INSTRUCTIONS FOR THE TASK: Exactly the lines from the one with "What data populates" to the end of the entries should appear in your answer, retyped word for word.

SUPPLIED MATERIAL:
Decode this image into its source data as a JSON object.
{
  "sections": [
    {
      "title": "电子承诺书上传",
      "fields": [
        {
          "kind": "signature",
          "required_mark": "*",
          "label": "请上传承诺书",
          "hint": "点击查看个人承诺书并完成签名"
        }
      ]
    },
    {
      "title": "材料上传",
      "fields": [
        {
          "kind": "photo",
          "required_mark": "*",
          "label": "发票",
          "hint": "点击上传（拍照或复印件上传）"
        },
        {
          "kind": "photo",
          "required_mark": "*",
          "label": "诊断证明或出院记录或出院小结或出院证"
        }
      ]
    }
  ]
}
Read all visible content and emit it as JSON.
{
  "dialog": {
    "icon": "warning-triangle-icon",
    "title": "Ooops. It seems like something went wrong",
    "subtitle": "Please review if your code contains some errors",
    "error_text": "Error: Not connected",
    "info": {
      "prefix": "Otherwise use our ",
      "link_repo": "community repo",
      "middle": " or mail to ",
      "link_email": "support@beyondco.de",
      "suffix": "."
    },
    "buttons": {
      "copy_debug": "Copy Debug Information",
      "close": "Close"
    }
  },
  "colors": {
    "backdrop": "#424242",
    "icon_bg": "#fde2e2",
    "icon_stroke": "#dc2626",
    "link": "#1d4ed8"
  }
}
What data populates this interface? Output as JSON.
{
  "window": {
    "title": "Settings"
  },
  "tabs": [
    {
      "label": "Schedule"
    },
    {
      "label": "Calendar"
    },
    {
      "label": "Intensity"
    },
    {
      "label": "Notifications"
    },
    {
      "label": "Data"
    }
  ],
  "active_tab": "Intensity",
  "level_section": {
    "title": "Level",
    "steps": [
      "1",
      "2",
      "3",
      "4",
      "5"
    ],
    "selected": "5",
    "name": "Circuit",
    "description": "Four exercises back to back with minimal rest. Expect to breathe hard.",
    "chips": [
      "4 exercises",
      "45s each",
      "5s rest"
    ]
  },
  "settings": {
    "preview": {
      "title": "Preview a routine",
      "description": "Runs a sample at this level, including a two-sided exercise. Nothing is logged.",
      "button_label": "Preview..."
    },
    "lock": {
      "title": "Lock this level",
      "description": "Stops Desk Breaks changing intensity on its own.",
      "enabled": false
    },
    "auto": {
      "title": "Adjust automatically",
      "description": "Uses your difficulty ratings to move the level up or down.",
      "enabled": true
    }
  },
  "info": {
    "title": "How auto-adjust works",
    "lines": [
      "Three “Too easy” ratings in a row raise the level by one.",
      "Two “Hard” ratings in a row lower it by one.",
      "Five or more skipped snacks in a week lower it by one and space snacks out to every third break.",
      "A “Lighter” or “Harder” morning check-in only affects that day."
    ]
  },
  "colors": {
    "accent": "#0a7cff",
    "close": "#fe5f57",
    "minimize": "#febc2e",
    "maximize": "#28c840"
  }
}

ANSWER BOX:
What data populates this interface? Output as JSON.
{
  "window": {
    "title": "Settings"
  },
  "tabs": [
    {
      "label": "Schedule"
    },
    {
      "label": "Calendar"
    },
    {
      "label": "Intensity"
    },
    {
      "label": "Notifications"
    },
    {
      "label": "Data"
    }
  ],
  "active_tab": "Intensity",
  "level_section": {
    "title": "Level",
    "steps": [
      "1",
      "2",
      "3",
      "4",
      "5"
    ],
    "selected": "5",
    "name": "Circuit",
    "description": "Four exercises back to back with minimal rest. Expect to breathe hard.",
    "chips": [
      "4 exercises",
      "45s each",
      "5s rest"
    ]
  },
  "settings": {
    "preview": {
      "title": "Preview a routine",
      "description": "Runs a sample at this level, including a two-sided exercise. Nothing is logged.",
      "button_label": "Preview..."
    },
    "lock": {
      "title": "Lock this level",
      "description": "Stops Desk Breaks changing intensity on its own.",
      "enabled": false
    },
    "auto": {
      "title": "Adjust automatically",
      "description": "Uses your difficulty ratings to move the level up or down.",
      "enabled": true
    }
  },
  "info": {
    "title": "How auto-adjust works",
    "lines": [
      "Three “Too easy” ratings in a row raise the level by one.",
      "Two “Hard” ratings in a row lower it by one.",
      "Five or more skipped snacks in a week lower it by one and space snacks out to every third break.",
      "A “Lighter” or “Harder” morning check-in only affects that day."
    ]
  },
  "colors": {
    "accent": "#0a7cff",
    "close": "#fe5f57",
    "minimize": "#febc2e",
    "maximize": "#28c840"
  }
}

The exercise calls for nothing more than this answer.